Data entries
□ □ □ □ □
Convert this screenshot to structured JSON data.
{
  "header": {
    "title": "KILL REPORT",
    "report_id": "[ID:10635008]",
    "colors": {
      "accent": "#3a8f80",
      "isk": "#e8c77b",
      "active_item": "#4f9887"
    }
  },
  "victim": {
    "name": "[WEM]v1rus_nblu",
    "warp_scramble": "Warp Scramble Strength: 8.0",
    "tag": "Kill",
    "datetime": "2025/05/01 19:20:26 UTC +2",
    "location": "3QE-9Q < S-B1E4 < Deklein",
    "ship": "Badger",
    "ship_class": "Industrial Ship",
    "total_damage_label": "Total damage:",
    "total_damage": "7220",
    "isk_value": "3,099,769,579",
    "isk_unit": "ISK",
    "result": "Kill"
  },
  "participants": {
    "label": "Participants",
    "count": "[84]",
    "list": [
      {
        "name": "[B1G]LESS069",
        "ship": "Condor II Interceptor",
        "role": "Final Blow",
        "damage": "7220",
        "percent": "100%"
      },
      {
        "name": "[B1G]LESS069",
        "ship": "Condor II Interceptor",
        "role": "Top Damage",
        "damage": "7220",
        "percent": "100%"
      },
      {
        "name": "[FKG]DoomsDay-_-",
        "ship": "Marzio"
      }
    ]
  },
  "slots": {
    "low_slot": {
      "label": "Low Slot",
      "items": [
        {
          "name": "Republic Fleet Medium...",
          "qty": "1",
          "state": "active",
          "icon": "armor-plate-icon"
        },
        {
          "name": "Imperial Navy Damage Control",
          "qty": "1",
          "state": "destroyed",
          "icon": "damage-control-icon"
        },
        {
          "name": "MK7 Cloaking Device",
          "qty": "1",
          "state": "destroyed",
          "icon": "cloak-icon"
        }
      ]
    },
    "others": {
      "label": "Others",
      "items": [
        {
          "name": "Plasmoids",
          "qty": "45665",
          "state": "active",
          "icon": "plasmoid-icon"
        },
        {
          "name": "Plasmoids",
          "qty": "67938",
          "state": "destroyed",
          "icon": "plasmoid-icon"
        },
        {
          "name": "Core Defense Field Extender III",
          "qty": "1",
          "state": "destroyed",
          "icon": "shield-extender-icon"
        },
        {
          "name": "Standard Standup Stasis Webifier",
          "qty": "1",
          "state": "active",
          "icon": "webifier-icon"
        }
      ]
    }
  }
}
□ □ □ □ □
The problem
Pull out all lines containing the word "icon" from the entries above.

Task response
          "icon": "armor-plate-icon"
          "icon": "damage-control-icon"
          "icon": "cloak-icon"
          "icon": "plasmoid-icon"
          "icon": "plasmoid-icon"
          "icon": "shield-extender-icon"
          "icon": "webifier-icon"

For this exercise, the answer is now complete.